Original publication




Journal article


Diabet Med

Publication Date





1635 - 1641

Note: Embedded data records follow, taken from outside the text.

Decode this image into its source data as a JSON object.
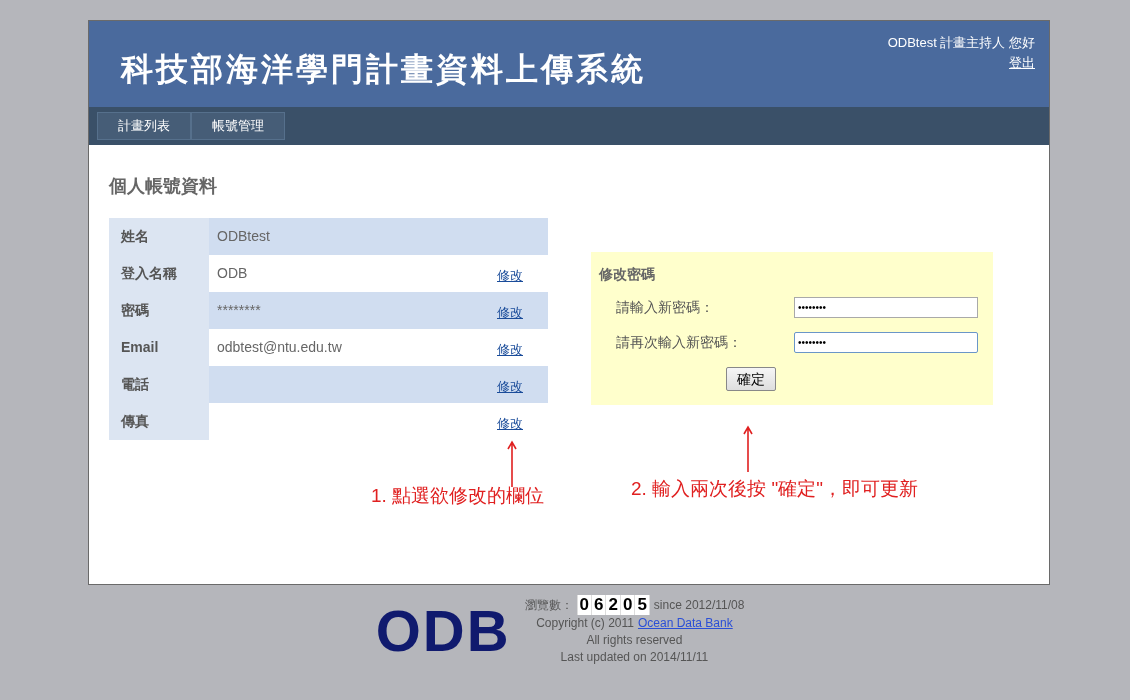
{
  "header": {
    "title": "科技部海洋學門計畫資料上傳系統",
    "greeting": "ODBtest 計畫主持人 您好",
    "logout": "登出"
  },
  "nav": [
    {
      "label": "計畫列表"
    },
    {
      "label": "帳號管理"
    }
  ],
  "section_title": "個人帳號資料",
  "profile_rows": [
    {
      "label": "姓名",
      "value": "ODBtest"
    },
    {
      "label": "登入名稱",
      "value": "ODB",
      "edit": "修改"
    },
    {
      "label": "密碼",
      "value": "********",
      "edit": "修改"
    },
    {
      "label": "Email",
      "value": "odbtest@ntu.edu.tw",
      "edit": "修改"
    },
    {
      "label": "電話",
      "value": "",
      "edit": "修改"
    },
    {
      "label": "傳真",
      "value": "",
      "edit": "修改"
    }
  ],
  "password_panel": {
    "title": "修改密碼",
    "fields": [
      {
        "label": "請輸入新密碼：",
        "value": "••••••••",
        "focused": false
      },
      {
        "label": "請再次輸入新密碼：",
        "value": "••••••••",
        "focused": true
      }
    ],
    "confirm": "確定"
  },
  "annotations": [
    "1. 點選欲修改的欄位",
    "2. 輸入兩次後按 \"確定\"，即可更新"
  ],
  "footer": {
    "logo": "ODB",
    "counter_label": "瀏覽數：",
    "counter_digits": [
      "0",
      "6",
      "2",
      "0",
      "5"
    ],
    "since": "since 2012/11/08",
    "copyright": "Copyright (c) 2011",
    "link": "Ocean Data Bank",
    "rights": "All rights reserved",
    "updated": "Last updated on 2014/11/11"
  }
}
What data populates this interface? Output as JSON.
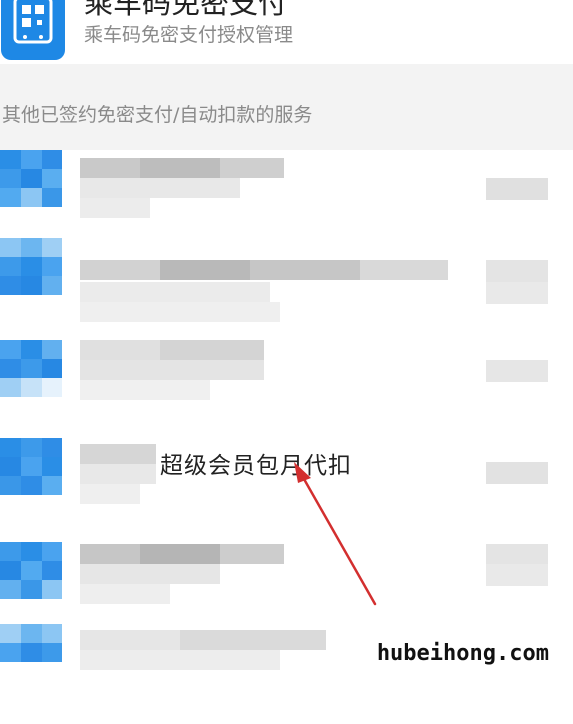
{
  "top_item": {
    "title": "乘车码免密支付",
    "subtitle": "乘车码免密支付授权管理",
    "icon": "bus-qr-icon"
  },
  "section": {
    "header": "其他已签约免密支付/自动扣款的服务"
  },
  "highlighted_service": {
    "label": "超级会员包月代扣"
  },
  "watermark": "hubeihong.com",
  "colors": {
    "accent": "#1e88e5",
    "arrow": "#d32f2f",
    "section_bg": "#f3f3f3"
  }
}
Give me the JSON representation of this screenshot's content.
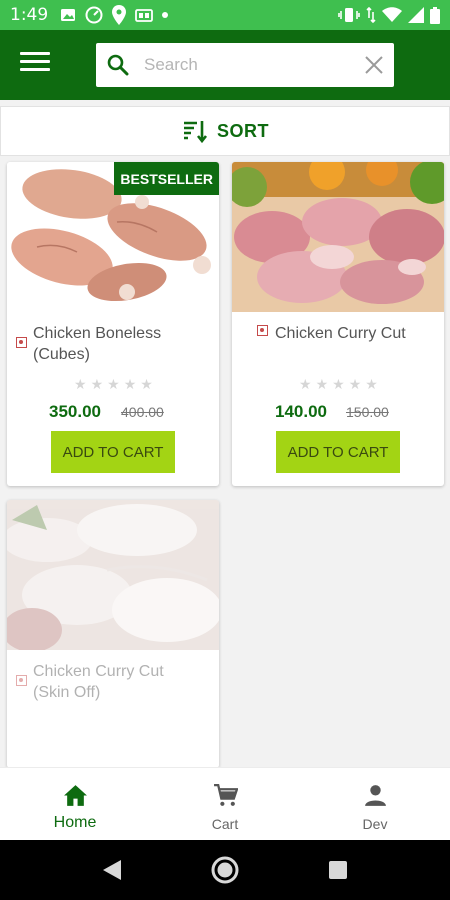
{
  "status_bar": {
    "time": "1:49"
  },
  "search": {
    "placeholder": "Search"
  },
  "sort": {
    "label": "SORT"
  },
  "products": [
    {
      "name": "Chicken Boneless (Cubes)",
      "badge": "BESTSELLER",
      "rating": 0,
      "price": "350.00",
      "mrp": "400.00",
      "button": "ADD TO CART"
    },
    {
      "name": "Chicken Curry Cut",
      "rating": 0,
      "price": "140.00",
      "mrp": "150.00",
      "button": "ADD TO CART"
    },
    {
      "name": "Chicken Curry Cut (Skin Off)"
    }
  ],
  "bottom_nav": {
    "items": [
      {
        "label": "Home",
        "icon": "home-icon",
        "active": true
      },
      {
        "label": "Cart",
        "icon": "cart-icon"
      },
      {
        "label": "Dev",
        "icon": "person-icon"
      }
    ]
  },
  "colors": {
    "status_bar": "#3fbf4f",
    "app_bar": "#0e6b10",
    "accent_green": "#0e6b10",
    "button_lime": "#a3d414"
  }
}
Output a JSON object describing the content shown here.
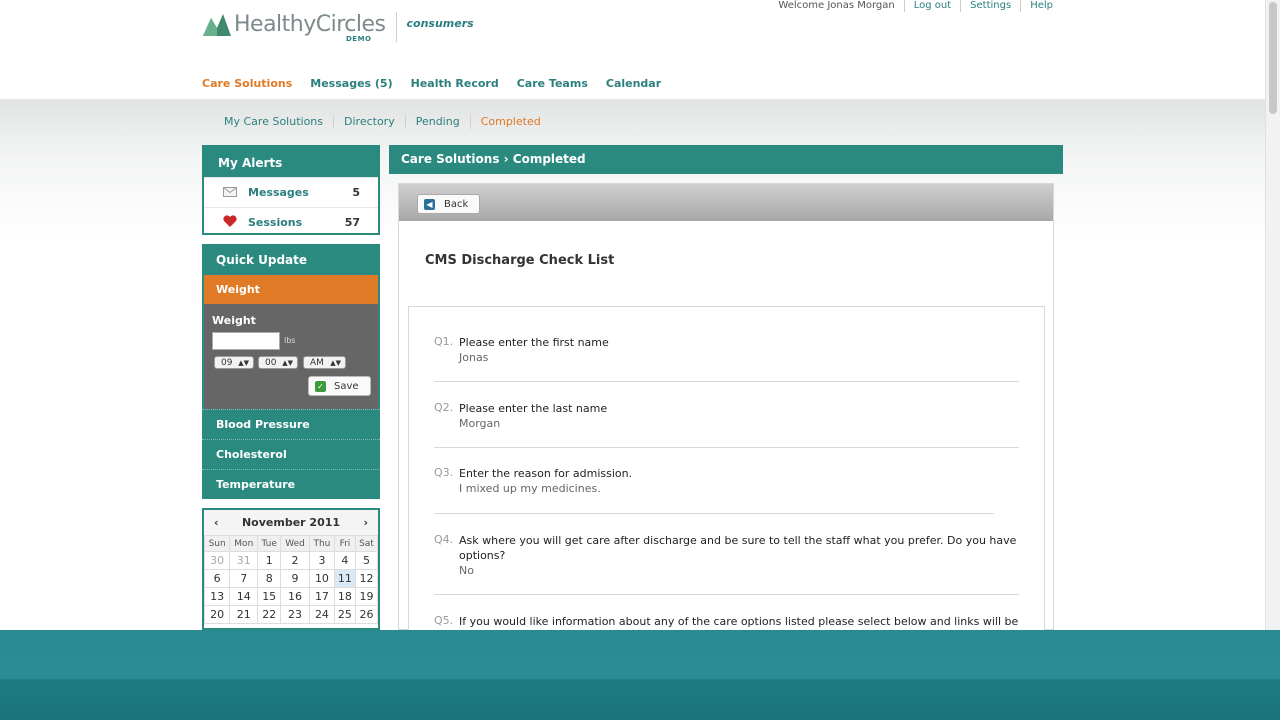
{
  "header": {
    "brand": "HealthyCircles",
    "brand_tag": "DEMO",
    "portal": "consumers",
    "welcome": "Welcome Jonas Morgan",
    "links": [
      "Log out",
      "Settings",
      "Help"
    ]
  },
  "main_nav": [
    "Care Solutions",
    "Messages (5)",
    "Health Record",
    "Care Teams",
    "Calendar"
  ],
  "main_nav_active": "Care Solutions",
  "sub_nav": [
    "My Care Solutions",
    "Directory",
    "Pending",
    "Completed"
  ],
  "sub_nav_active": "Completed",
  "alerts": {
    "title": "My Alerts",
    "items": [
      {
        "label": "Messages",
        "count": "5",
        "icon": "envelope-icon"
      },
      {
        "label": "Sessions",
        "count": "57",
        "icon": "heart-icon"
      }
    ]
  },
  "quick_update": {
    "title": "Quick Update",
    "active_tab": "Weight",
    "weight_label": "Weight",
    "unit": "lbs",
    "hour": "09",
    "minute": "00",
    "ampm": "AM",
    "save_label": "Save",
    "other_tabs": [
      "Blood Pressure",
      "Cholesterol",
      "Temperature"
    ]
  },
  "calendar": {
    "month": "November 2011",
    "prev": "‹",
    "next": "›",
    "dow": [
      "Sun",
      "Mon",
      "Tue",
      "Wed",
      "Thu",
      "Fri",
      "Sat"
    ],
    "weeks": [
      [
        "30",
        "31",
        "1",
        "2",
        "3",
        "4",
        "5"
      ],
      [
        "6",
        "7",
        "8",
        "9",
        "10",
        "11",
        "12"
      ],
      [
        "13",
        "14",
        "15",
        "16",
        "17",
        "18",
        "19"
      ],
      [
        "20",
        "21",
        "22",
        "23",
        "24",
        "25",
        "26"
      ]
    ],
    "today": "11"
  },
  "content": {
    "breadcrumb": "Care Solutions › Completed",
    "back_label": "Back",
    "title": "CMS Discharge Check List",
    "questions": [
      {
        "num": "Q1.",
        "text": "Please enter the first name",
        "answer": "Jonas"
      },
      {
        "num": "Q2.",
        "text": "Please enter the last name",
        "answer": "Morgan"
      },
      {
        "num": "Q3.",
        "text": "Enter the reason for admission.",
        "answer": "I mixed up my medicines."
      },
      {
        "num": "Q4.",
        "text": "Ask where you will get care after discharge and be sure to tell the staff what you prefer. Do you have options?",
        "answer": "No"
      },
      {
        "num": "Q5.",
        "text": "If you would like information about any of the care options listed please select below and links will be sent",
        "answer": ""
      }
    ]
  },
  "colors": {
    "accent": "#2a8a80",
    "active": "#e07a26",
    "text_link": "#2a7f7e",
    "bottom_band": "#2a8a91"
  }
}
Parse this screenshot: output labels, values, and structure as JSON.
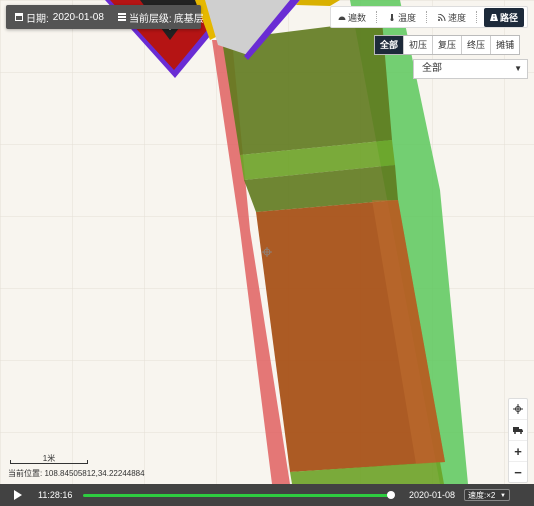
{
  "info": {
    "date_label": "日期:",
    "date_value": "2020-01-08",
    "layer_label": "当前层级:",
    "layer_value": "底基层"
  },
  "modes": [
    {
      "label": "遍数",
      "icon": "gauge-icon",
      "active": false
    },
    {
      "label": "温度",
      "icon": "thermometer-icon",
      "active": false
    },
    {
      "label": "速度",
      "icon": "rss-icon",
      "active": false
    },
    {
      "label": "路径",
      "icon": "road-icon",
      "active": true
    }
  ],
  "stages": [
    {
      "label": "全部",
      "active": true
    },
    {
      "label": "初压",
      "active": false
    },
    {
      "label": "复压",
      "active": false
    },
    {
      "label": "终压",
      "active": false
    },
    {
      "label": "摊铺",
      "active": false
    }
  ],
  "select": {
    "value": "全部"
  },
  "zoom": {
    "locate_icon": "crosshair-icon",
    "vehicle_icon": "truck-icon",
    "zoom_in": "+",
    "zoom_out": "−"
  },
  "scale": {
    "label": "1米"
  },
  "position": {
    "label": "当前位置:",
    "value": "108.84505812,34.22244884"
  },
  "playback": {
    "time": "11:28:16",
    "date": "2020-01-08",
    "progress": 0.99,
    "speed_label": "速度:",
    "speed_value": "×2"
  },
  "colors": {
    "accent": "#1d2a3a",
    "progress": "#2ecc40",
    "path_red": "#e06060",
    "path_green": "#5cc85c",
    "path_orange": "#a85218",
    "path_olive": "#5f7a1e"
  }
}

Communication, Communication Barriers, Diabetes Mellitus, Education, Medical, Continuing, Humans, Language, Physician-Patient Relations, Social Skills, United Kingdom